  2. Centers for Disease Control and Prevention (CDC) https://www.cdc.gov/stopoverdose/polysubstance-use/podcast/CDC-Podcast-The-Risks-and-Consequences-of-Polysubstance-Use.mp3
  3. Centers for Disease Control and Prevention (CDC) https://www.cdc.gov/opioids/overdoseprevention/index.html
  4. Cleveland Clinic https://my.clevelandclinic.org/health/diseases/16652-drug-addiction-substance-use-disorder-sud
  5. Mayo Clinic https://www.mayoclinic.org/diseases-conditions/drug-addiction/symptoms-causes/syc-20365112
  6. Mayo Clinic https://www.mayoclinic.org/diseases-conditions/drug-addiction/symptoms-causes/syc-20365112
  7. National Library of Medicine: PubMed https://www.ncbi.nlm.nih.gov/books/NBK570642/
  8. National Library of Medicine: PubMed https://www.ncbi.nlm.nih.gov/pmc/articles/PMC8935897/
  9. National Library of Medicine: PubMed https://www.ncbi.nlm.nih.gov/pmc/articles/PMC4878116/

Written by Bedrock Recovery Center Editorial Team

Published on: December 1, 2023

© 2024 Bedrock Recovery Center | All Rights Reserved

* This page does not provide medical advice.

Prefer Texting?
We've got you covered.

Receive 24/7 text support right away.
There is no obligation and you can opt out at any time.

Sign up for text support

Receive 24/7 text support right away.
There is no obligation and you can opt out at any time.
Ready to make a change?

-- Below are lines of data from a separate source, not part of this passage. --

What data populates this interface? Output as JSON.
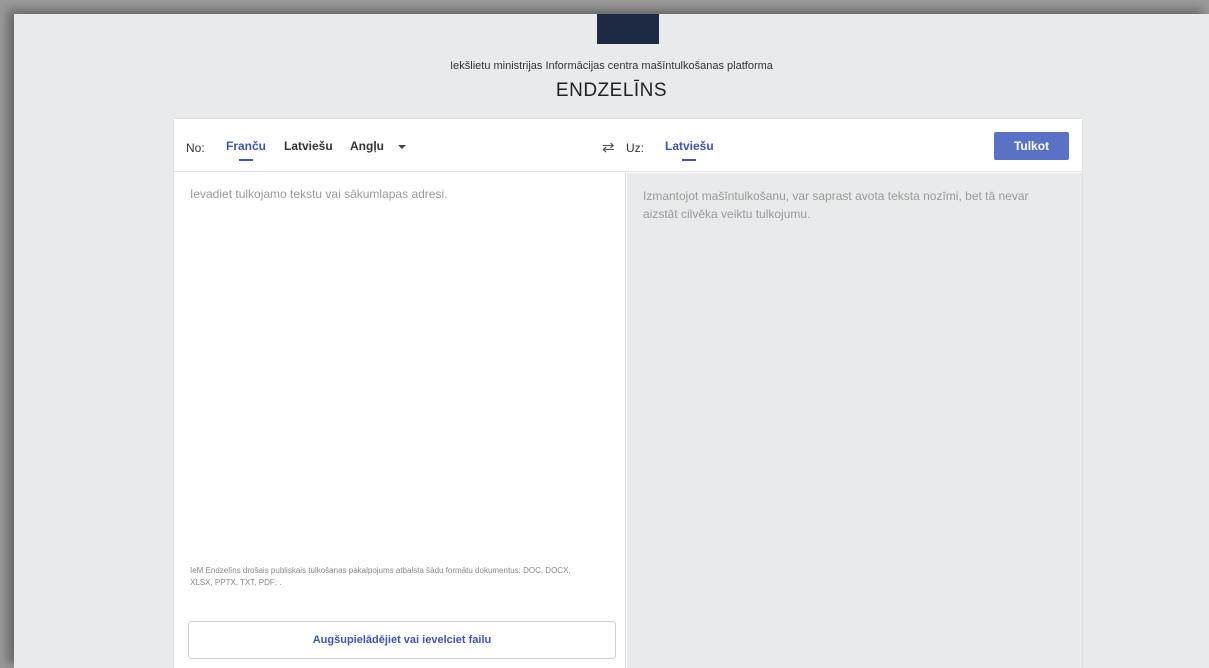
{
  "header": {
    "subtitle": "Iekšlietu ministrijas Informācijas centra mašīntulkošanas platforma",
    "title": "ENDZELĪNS"
  },
  "toolbar": {
    "from_label": "No:",
    "source_languages": [
      "Franču",
      "Latviešu",
      "Angļu"
    ],
    "active_source": "Franču",
    "to_label": "Uz:",
    "target_language": "Latviešu",
    "swap_icon": "swap-arrows-icon",
    "translate_label": "Tulkot"
  },
  "source": {
    "placeholder": "Ievadiet tulkojamo tekstu vai sākumlapas adresi.",
    "formats_note": "IeM Endzelīns drošais publiskais tulkošanas pakalpojums atbalsta šādu formātu dokumentus: DOC, DOCX, XLSX, PPTX, TXT, PDF; .",
    "upload_label": "Augšupielādējiet vai ievelciet failu"
  },
  "target": {
    "note": "Izmantojot mašīntulkošanu, var saprast avota teksta nozīmi, bet tā nevar aizstāt cilvēka veiktu tulkojumu."
  },
  "colors": {
    "accent": "#3d55b5",
    "button": "#5a72c6",
    "background": "#e9eaeb",
    "logo": "#1e2a44"
  }
}
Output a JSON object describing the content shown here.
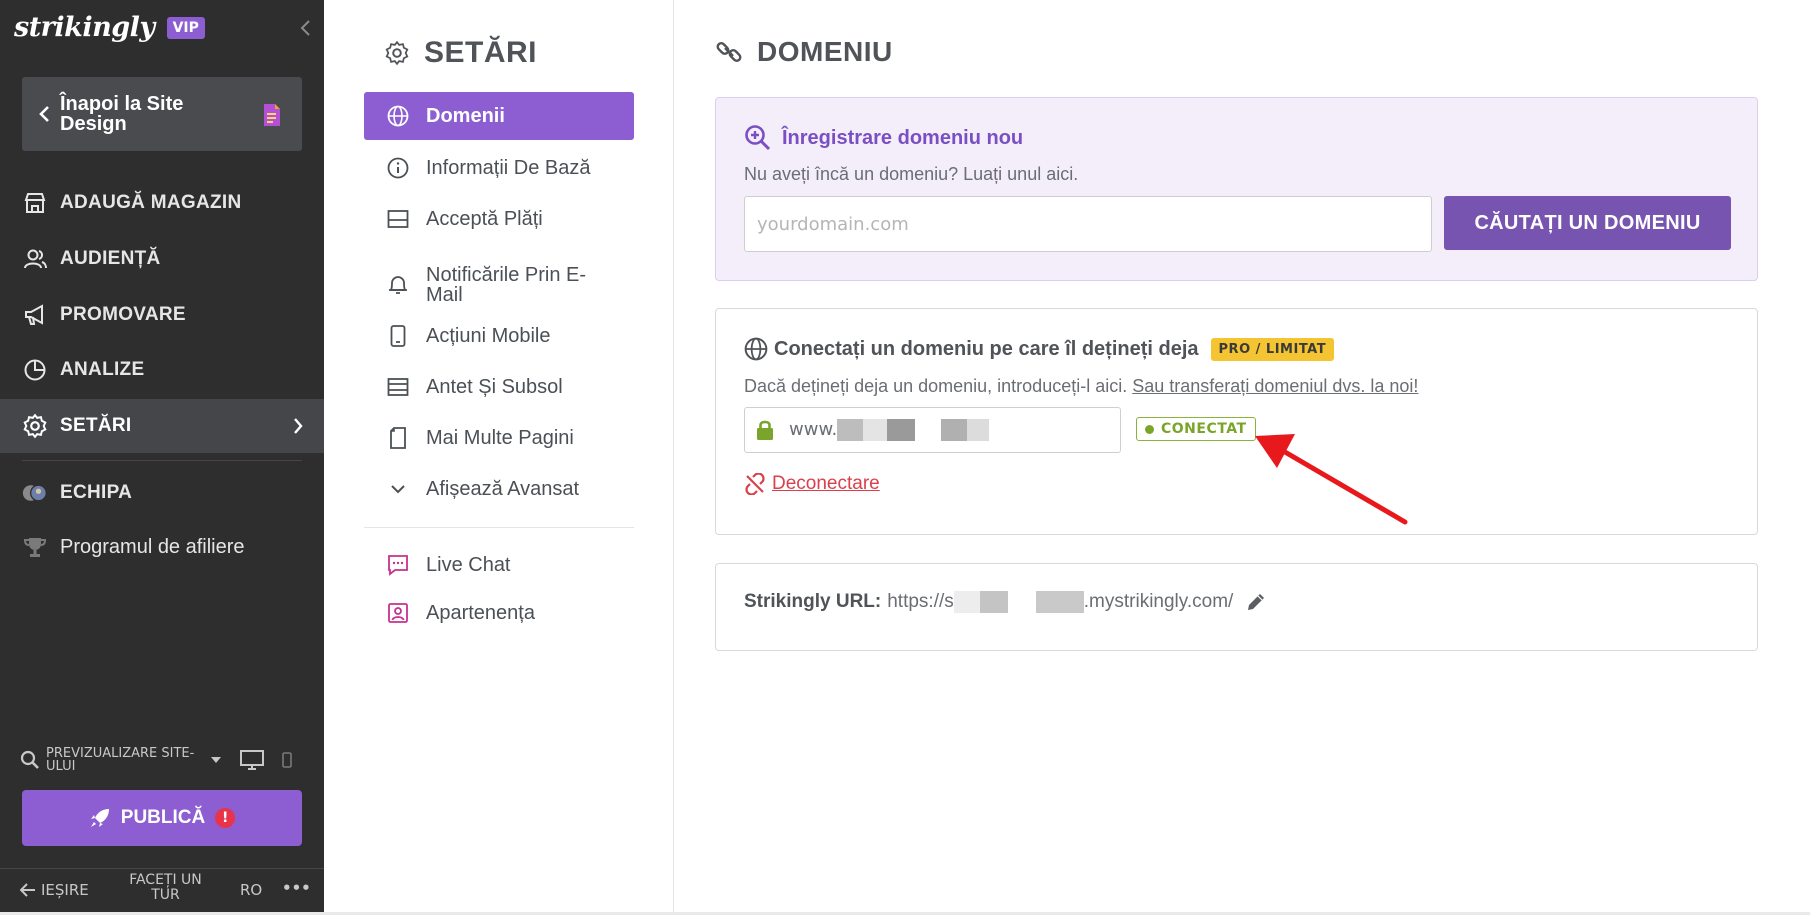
{
  "sidebar": {
    "brand": "strikingly",
    "vip": "VIP",
    "back_label": "Înapoi la Site Design",
    "nav": [
      {
        "label": "ADAUGĂ MAGAZIN",
        "icon": "store-icon"
      },
      {
        "label": "AUDIENȚĂ",
        "icon": "users-icon"
      },
      {
        "label": "PROMOVARE",
        "icon": "megaphone-icon"
      },
      {
        "label": "ANALIZE",
        "icon": "pie-chart-icon"
      },
      {
        "label": "SETĂRI",
        "icon": "gear-icon",
        "active": true
      },
      {
        "label": "ECHIPA",
        "icon": "team-avatars-icon"
      },
      {
        "label": "Programul de afiliere",
        "icon": "trophy-icon"
      }
    ],
    "preview_label": "PREVIZUALIZARE SITE-ULUI",
    "publish_label": "PUBLICĂ",
    "publish_alert": "!",
    "footer": {
      "exit": "IEȘIRE",
      "tour": "FACEȚI UN TUR",
      "lang": "RO",
      "more": "•••"
    }
  },
  "settings": {
    "title": "SETĂRI",
    "items": [
      {
        "label": "Domenii",
        "icon": "globe-icon",
        "active": true
      },
      {
        "label": "Informații De Bază",
        "icon": "info-icon"
      },
      {
        "label": "Acceptă Plăți",
        "icon": "card-icon"
      },
      {
        "label": "Notificările Prin E-Mail",
        "icon": "bell-icon"
      },
      {
        "label": "Acțiuni Mobile",
        "icon": "mobile-icon"
      },
      {
        "label": "Antet Și Subsol",
        "icon": "layout-icon"
      },
      {
        "label": "Mai Multe Pagini",
        "icon": "pages-icon"
      },
      {
        "label": "Afișează Avansat",
        "icon": "chevron-down-icon"
      },
      {
        "label": "Live Chat",
        "icon": "chat-icon"
      },
      {
        "label": "Apartenența",
        "icon": "member-icon"
      }
    ]
  },
  "domain": {
    "title": "DOMENIU",
    "register": {
      "title": "Înregistrare domeniu nou",
      "subtitle": "Nu aveți încă un domeniu? Luați unul aici.",
      "placeholder": "yourdomain.com",
      "button": "CĂUTAȚI UN DOMENIU"
    },
    "connect": {
      "title": "Conectați un domeniu pe care îl dețineți deja",
      "badge": "PRO / LIMITAT",
      "subtitle": "Dacă dețineți deja un domeniu, introduceți-l aici.",
      "transfer_link": "Sau transferați domeniul dvs. la noi!",
      "url_prefix": "www.",
      "status": "CONECTAT",
      "disconnect": "Deconectare"
    },
    "strikingly_url": {
      "label": "Strikingly URL:",
      "prefix": "https://s",
      "suffix": ".mystrikingly.com/"
    }
  },
  "colors": {
    "accent": "#8c5ed1",
    "sidebar_bg": "#2e2e2f",
    "connected": "#7aa52a",
    "danger": "#d9404c",
    "badge": "#f5c432"
  }
}
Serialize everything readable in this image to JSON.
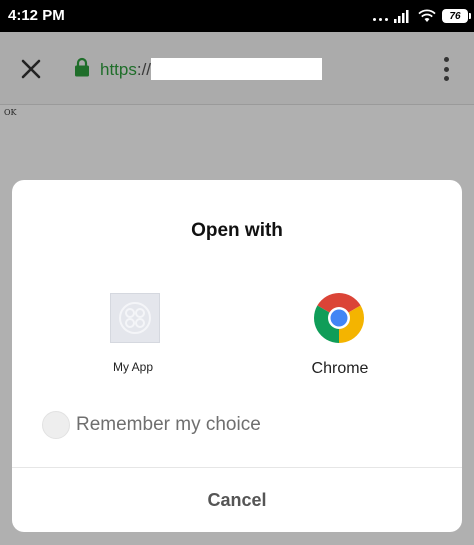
{
  "status_bar": {
    "time": "4:12 PM",
    "battery": "76",
    "icons": [
      "more-dots-icon",
      "signal-icon",
      "wifi-icon",
      "battery-icon"
    ]
  },
  "toolbar": {
    "close_icon": "close-icon",
    "lock_icon": "lock-icon",
    "url_scheme": "https",
    "url_separator": "://",
    "menu_icon": "overflow-menu-icon",
    "secure_color": "#1f6e2a"
  },
  "page": {
    "body_text": "OK"
  },
  "dialog": {
    "title": "Open with",
    "apps": [
      {
        "label": "My App",
        "icon": "my-app-icon"
      },
      {
        "label": "Chrome",
        "icon": "chrome-icon"
      }
    ],
    "remember_label": "Remember my choice",
    "cancel_label": "Cancel"
  }
}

Talk to a specialist now.
(617) 657-2877
icon-angle icon-bars icon-times